Task prompt
Copy the listing exactly, please, and keep every picture out of it.

Extracted material
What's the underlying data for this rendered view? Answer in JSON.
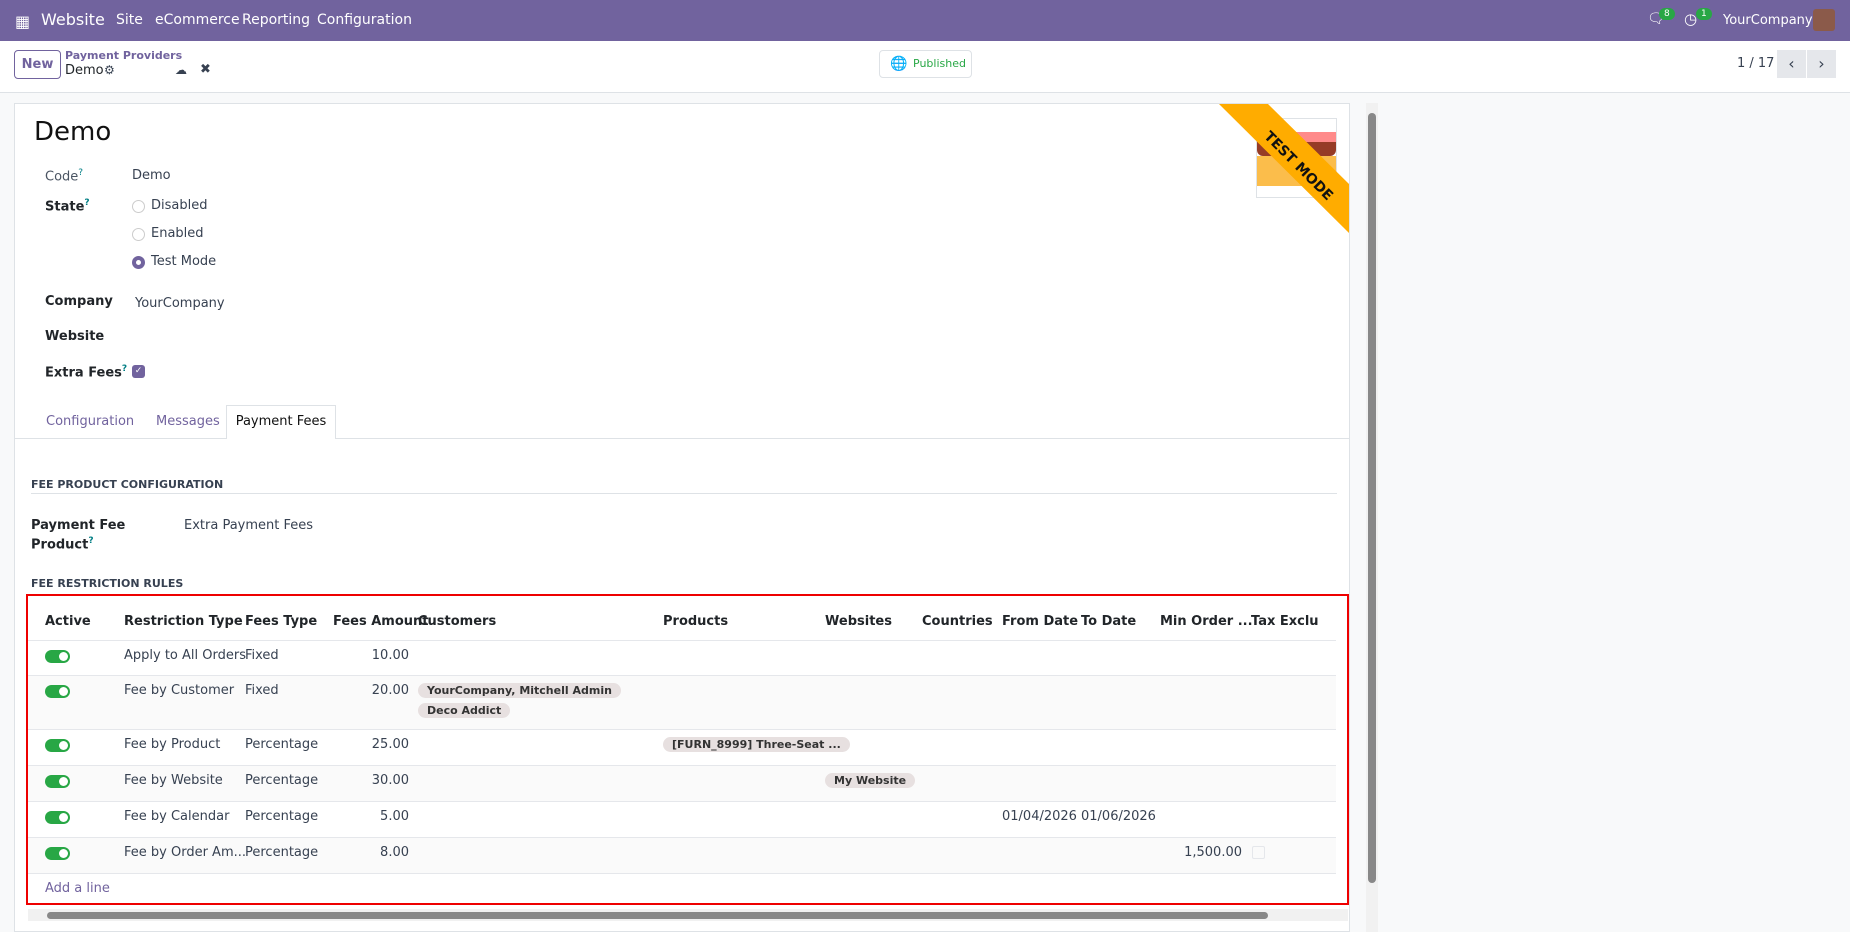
{
  "navbar": {
    "app": "Website",
    "menu": [
      "Site",
      "eCommerce",
      "Reporting",
      "Configuration"
    ],
    "messages_count": "8",
    "activities_count": "1",
    "company": "YourCompany"
  },
  "control": {
    "new_label": "New",
    "breadcrumb_parent": "Payment Providers",
    "breadcrumb_current": "Demo",
    "published_label": "Published",
    "pager": "1 / 17"
  },
  "form": {
    "title": "Demo",
    "ribbon": "TEST MODE",
    "code_label": "Code",
    "code_value": "Demo",
    "state_label": "State",
    "state_options": [
      "Disabled",
      "Enabled",
      "Test Mode"
    ],
    "state_selected": "Test Mode",
    "company_label": "Company",
    "company_value": "YourCompany",
    "website_label": "Website",
    "extra_fees_label": "Extra Fees",
    "extra_fees_checked": true,
    "tabs": [
      "Configuration",
      "Messages",
      "Payment Fees"
    ],
    "active_tab": "Payment Fees",
    "fee_product_section": "FEE PRODUCT CONFIGURATION",
    "payment_fee_label_1": "Payment Fee",
    "payment_fee_label_2": "Product",
    "payment_fee_value": "Extra Payment Fees",
    "rules_section": "FEE RESTRICTION RULES"
  },
  "table": {
    "headers": [
      "Active",
      "Restriction Type",
      "Fees Type",
      "Fees Amount",
      "Customers",
      "Products",
      "Websites",
      "Countries",
      "From Date",
      "To Date",
      "Min Order ...",
      "Tax Exclu"
    ],
    "rows": [
      {
        "active": true,
        "type": "Apply to All Orders",
        "fees_type": "Fixed",
        "amount": "10.00",
        "customers": [],
        "products": [],
        "websites": [],
        "from": "",
        "to": "",
        "min": "",
        "tax": false
      },
      {
        "active": true,
        "type": "Fee by Customer",
        "fees_type": "Fixed",
        "amount": "20.00",
        "customers": [
          "YourCompany, Mitchell Admin",
          "Deco Addict"
        ],
        "products": [],
        "websites": [],
        "from": "",
        "to": "",
        "min": "",
        "tax": false
      },
      {
        "active": true,
        "type": "Fee by Product",
        "fees_type": "Percentage",
        "amount": "25.00",
        "customers": [],
        "products": [
          "[FURN_8999] Three-Seat ..."
        ],
        "websites": [],
        "from": "",
        "to": "",
        "min": "",
        "tax": false
      },
      {
        "active": true,
        "type": "Fee by Website",
        "fees_type": "Percentage",
        "amount": "30.00",
        "customers": [],
        "products": [],
        "websites": [
          "My Website"
        ],
        "from": "",
        "to": "",
        "min": "",
        "tax": false
      },
      {
        "active": true,
        "type": "Fee by Calendar",
        "fees_type": "Percentage",
        "amount": "5.00",
        "customers": [],
        "products": [],
        "websites": [],
        "from": "01/04/2026",
        "to": "01/06/2026",
        "min": "",
        "tax": false
      },
      {
        "active": true,
        "type": "Fee by Order Am...",
        "fees_type": "Percentage",
        "amount": "8.00",
        "customers": [],
        "products": [],
        "websites": [],
        "from": "",
        "to": "",
        "min": "1,500.00",
        "tax": false
      }
    ],
    "add_line": "Add a line"
  }
}
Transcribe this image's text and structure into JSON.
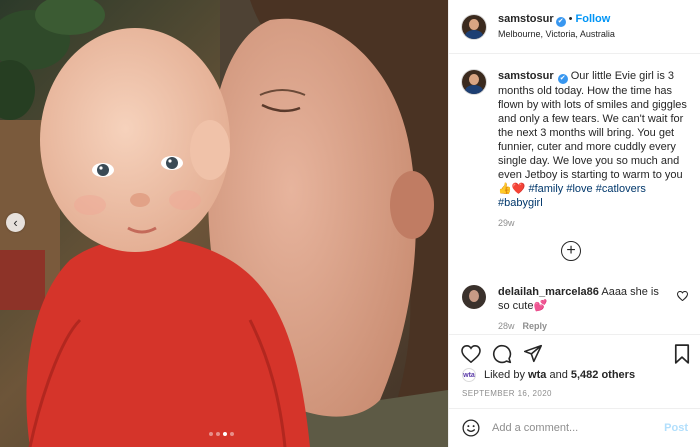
{
  "header": {
    "username": "samstosur",
    "verified_mark": "✔",
    "separator": "•",
    "follow_label": "Follow",
    "location": "Melbourne, Victoria, Australia"
  },
  "caption": {
    "username": "samstosur",
    "text": "Our little Evie girl is 3 months old today. How the time has flown by with lots of smiles and giggles and only a few tears. We can't wait for the next 3 months will bring. You get funnier, cuter and more cuddly every single day. We love you so much and even Jetboy is starting to warm to you 👍❤️",
    "hashtags": [
      "#family",
      "#love",
      "#catlovers",
      "#babygirl"
    ],
    "age": "29w"
  },
  "load_more_label": "+",
  "comment": {
    "username": "delailah_marcela86",
    "text": "Aaaa she is so cute💕",
    "age": "28w",
    "reply_label": "Reply"
  },
  "likes": {
    "prefix": "Liked by",
    "user": "wta",
    "conjunction": "and",
    "others": "5,482 others",
    "avatar_text": "wta"
  },
  "date": "SEPTEMBER 16, 2020",
  "add_comment": {
    "placeholder": "Add a comment...",
    "post_label": "Post"
  },
  "media": {
    "prev_arrow": "‹",
    "slide_count": 4,
    "active_slide": 3
  },
  "colors": {
    "accent": "#0095f6",
    "verified": "#3897f0",
    "hashtag": "#00376b",
    "muted": "#8e8e8e",
    "post_disabled": "#b2dffc"
  }
}
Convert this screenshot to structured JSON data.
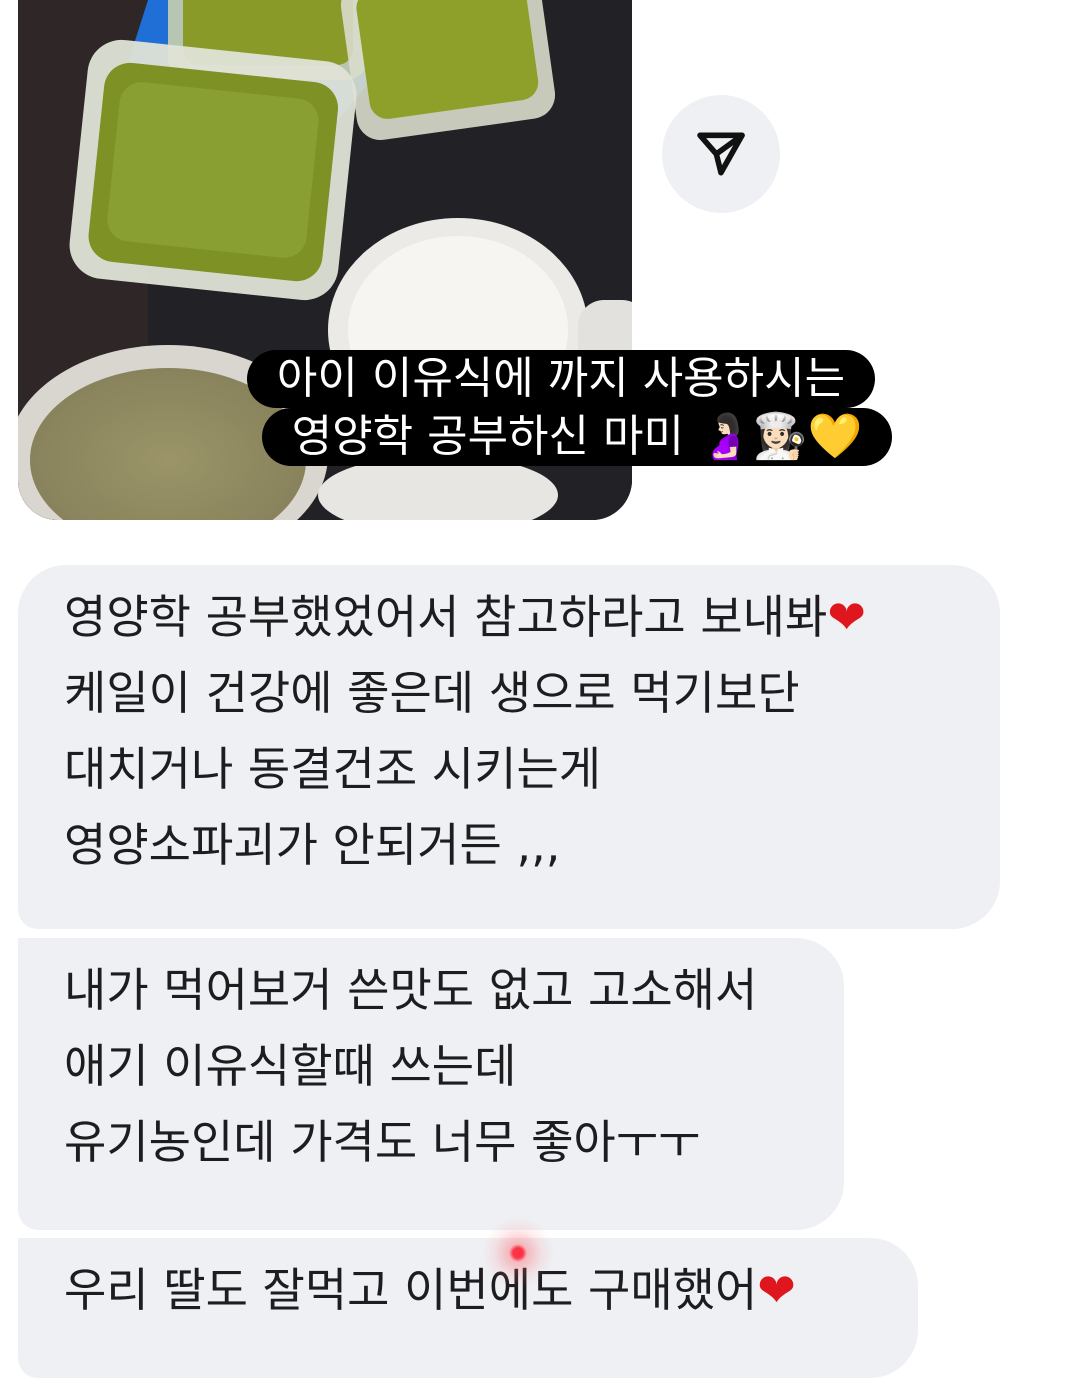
{
  "photo": {
    "icon": "food-photo"
  },
  "share_icon": "send-icon",
  "caption": {
    "line1": "아이 이유식에 까지 사용하시는",
    "line2_text": "영양학 공부하신 마미",
    "line2_emoji": "🤰🏻👩🏻‍🍳💛"
  },
  "messages": [
    {
      "lines": [
        "영양학 공부했었어서 참고하라고 보내봐",
        "케일이 건강에 좋은데 생으로 먹기보단",
        "대치거나 동결건조 시키는게",
        "영양소파괴가 안되거든 ,,,"
      ],
      "heart": "❤"
    },
    {
      "lines": [
        "내가 먹어보거 쓴맛도 없고 고소해서",
        "애기 이유식할때 쓰는데",
        "유기농인데 가격도 너무 좋아ㅜㅜ"
      ]
    },
    {
      "lines": [
        "우리 딸도 잘먹고 이번에도 구매했어"
      ],
      "heart": "❤"
    }
  ],
  "colors": {
    "bubble": "#eef0f3",
    "caption_bg": "#000000",
    "heart": "#e0161f"
  }
}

Response area
What's the underlying data for this rendered view? Answer in JSON.
{
  "navbar": {
    "app": "Website",
    "menu": [
      "Site",
      "eCommerce",
      "Reporting",
      "Configuration"
    ],
    "messages_count": "8",
    "activities_count": "1",
    "company": "YourCompany"
  },
  "control": {
    "new_label": "New",
    "breadcrumb_parent": "Payment Providers",
    "breadcrumb_current": "Demo",
    "published_label": "Published",
    "pager": "1 / 17"
  },
  "form": {
    "title": "Demo",
    "ribbon": "TEST MODE",
    "code_label": "Code",
    "code_value": "Demo",
    "state_label": "State",
    "state_options": [
      "Disabled",
      "Enabled",
      "Test Mode"
    ],
    "state_selected": "Test Mode",
    "company_label": "Company",
    "company_value": "YourCompany",
    "website_label": "Website",
    "extra_fees_label": "Extra Fees",
    "extra_fees_checked": true,
    "tabs": [
      "Configuration",
      "Messages",
      "Payment Fees"
    ],
    "active_tab": "Payment Fees",
    "fee_product_section": "FEE PRODUCT CONFIGURATION",
    "payment_fee_label_1": "Payment Fee",
    "payment_fee_label_2": "Product",
    "payment_fee_value": "Extra Payment Fees",
    "rules_section": "FEE RESTRICTION RULES"
  },
  "table": {
    "headers": [
      "Active",
      "Restriction Type",
      "Fees Type",
      "Fees Amount",
      "Customers",
      "Products",
      "Websites",
      "Countries",
      "From Date",
      "To Date",
      "Min Order ...",
      "Tax Exclu"
    ],
    "rows": [
      {
        "active": true,
        "type": "Apply to All Orders",
        "fees_type": "Fixed",
        "amount": "10.00",
        "customers": [],
        "products": [],
        "websites": [],
        "from": "",
        "to": "",
        "min": "",
        "tax": false
      },
      {
        "active": true,
        "type": "Fee by Customer",
        "fees_type": "Fixed",
        "amount": "20.00",
        "customers": [
          "YourCompany, Mitchell Admin",
          "Deco Addict"
        ],
        "products": [],
        "websites": [],
        "from": "",
        "to": "",
        "min": "",
        "tax": false
      },
      {
        "active": true,
        "type": "Fee by Product",
        "fees_type": "Percentage",
        "amount": "25.00",
        "customers": [],
        "products": [
          "[FURN_8999] Three-Seat ..."
        ],
        "websites": [],
        "from": "",
        "to": "",
        "min": "",
        "tax": false
      },
      {
        "active": true,
        "type": "Fee by Website",
        "fees_type": "Percentage",
        "amount": "30.00",
        "customers": [],
        "products": [],
        "websites": [
          "My Website"
        ],
        "from": "",
        "to": "",
        "min": "",
        "tax": false
      },
      {
        "active": true,
        "type": "Fee by Calendar",
        "fees_type": "Percentage",
        "amount": "5.00",
        "customers": [],
        "products": [],
        "websites": [],
        "from": "01/04/2026",
        "to": "01/06/2026",
        "min": "",
        "tax": false
      },
      {
        "active": true,
        "type": "Fee by Order Am...",
        "fees_type": "Percentage",
        "amount": "8.00",
        "customers": [],
        "products": [],
        "websites": [],
        "from": "",
        "to": "",
        "min": "1,500.00",
        "tax": false
      }
    ],
    "add_line": "Add a line"
  }
}
Transcribe this image's text and structure into JSON.
{
  "header": {
    "username": "samstosur",
    "verified_mark": "✔",
    "separator": "•",
    "follow_label": "Follow",
    "location": "Melbourne, Victoria, Australia"
  },
  "caption": {
    "username": "samstosur",
    "text": "Our little Evie girl is 3 months old today. How the time has flown by with lots of smiles and giggles and only a few tears. We can't wait for the next 3 months will bring. You get funnier, cuter and more cuddly every single day. We love you so much and even Jetboy is starting to warm to you 👍❤️",
    "hashtags": [
      "#family",
      "#love",
      "#catlovers",
      "#babygirl"
    ],
    "age": "29w"
  },
  "load_more_label": "+",
  "comment": {
    "username": "delailah_marcela86",
    "text": "Aaaa she is so cute💕",
    "age": "28w",
    "reply_label": "Reply"
  },
  "likes": {
    "prefix": "Liked by",
    "user": "wta",
    "conjunction": "and",
    "others": "5,482 others",
    "avatar_text": "wta"
  },
  "date": "SEPTEMBER 16, 2020",
  "add_comment": {
    "placeholder": "Add a comment...",
    "post_label": "Post"
  },
  "media": {
    "prev_arrow": "‹",
    "slide_count": 4,
    "active_slide": 3
  },
  "colors": {
    "accent": "#0095f6",
    "verified": "#3897f0",
    "hashtag": "#00376b",
    "muted": "#8e8e8e",
    "post_disabled": "#b2dffc"
  }
}
Convert this screenshot to structured JSON data.
{
  "photo": {
    "icon": "food-photo"
  },
  "share_icon": "send-icon",
  "caption": {
    "line1": "아이 이유식에 까지 사용하시는",
    "line2_text": "영양학 공부하신 마미",
    "line2_emoji": "🤰🏻👩🏻‍🍳💛"
  },
  "messages": [
    {
      "lines": [
        "영양학 공부했었어서 참고하라고 보내봐",
        "케일이 건강에 좋은데 생으로 먹기보단",
        "대치거나 동결건조 시키는게",
        "영양소파괴가 안되거든 ,,,"
      ],
      "heart": "❤"
    },
    {
      "lines": [
        "내가 먹어보거 쓴맛도 없고 고소해서",
        "애기 이유식할때 쓰는데",
        "유기농인데 가격도 너무 좋아ㅜㅜ"
      ]
    },
    {
      "lines": [
        "우리 딸도 잘먹고 이번에도 구매했어"
      ],
      "heart": "❤"
    }
  ],
  "colors": {
    "bubble": "#eef0f3",
    "caption_bg": "#000000",
    "heart": "#e0161f"
  }
}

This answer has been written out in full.